That is one example of why it is important to change your plan, if and when they plan to use an idea that fails to leave powerful. In this case, the failure was due mostly to unforeseeable events beyond the influence or control of the provider. BMW still stuck with its idea of creating high-grade superior engines no matter whether those engines ended up in planes, motorcycles, or cars. Thus the idea was neither great nor bad. It was only an idea, but one which was applied with the appropriate strategies.
There are of course many examples of – thought to be crazy – ideas that ended in enormous success. The Coke Company, by way of instance, was one to reevaluate the soft drink market. It was hard to imagine, from the late 1800s, that some sugar-water would someday hail a $250 billion per year market. People could go days without food, but the water was irresistible. Economically speaking, people set a greater value on dirt than they do water, but paradoxically water is the most demanded source on the surface of Earth. Hence that the company provided that demand – with a bit of an incentive.

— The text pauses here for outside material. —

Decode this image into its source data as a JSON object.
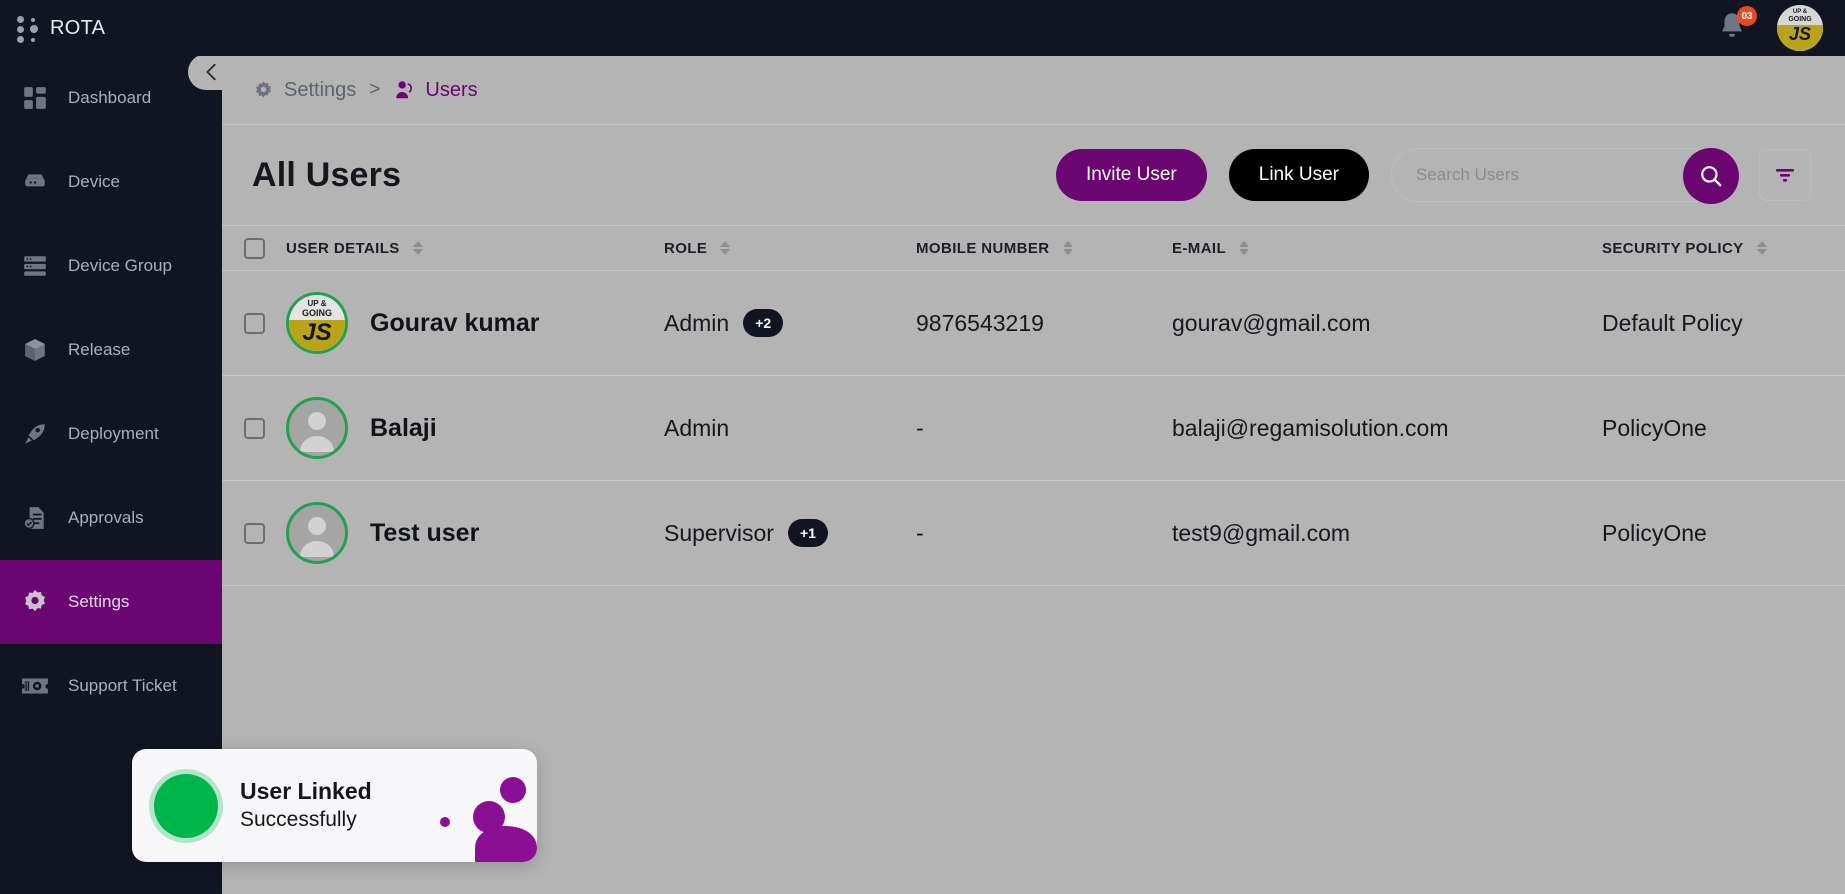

Drink water which has both a taste and a color!
Nowadays Coke is the soft drink giant of the drink industry generating both carbonated and non-carbonated soft drinks including such products as carbonated drinks, juices, bottled water, flavored water, and teas. Now Coke has a market cap of $175 billion (USD) and is the world’s largest provider of drinks. However, those ideas were easy to come up with back then! What could I possibly think of today that has not been thought of today? It might be argued that those examples fail to handle modern competitive thinking. However, it is still common today to discover new and innovative ideas that some businesses have not adapted or utilized effectively.
By way of instance, an 18-year-old Canadian entrepreneur, Brian Scudamore, got an idea to make money off other peoples’ crap back in the ’90s. He believed that individuals would be happy to pay decent money to get rid of old crap they no longer wanted around. In addition, he believed people tended to discount people who were not very presentable from intruding their personal space. So he leased new trucks, assembled a group of presentable workers – dressed in navy pants and royal blue tops – and started his business franchise 1-800-Got-Junk? The business collects fees for hauling crap from your designated place.
Every day thousands of people call into big blue trucks come and pick up their old crap and haul it off. The franchise currently works in 250 locations across North America and Australia pulling in over $12 million annually. His idea was exceptional because of its originality and imagination. Brian found a need in the market that had to be fulfilled and provided it in a fashion that would befit his entire business objectives, which is crucial in As most of you might already know the internet was initially a technology initiative, the government-financed project started by the United States Department of defense in 1957, also came to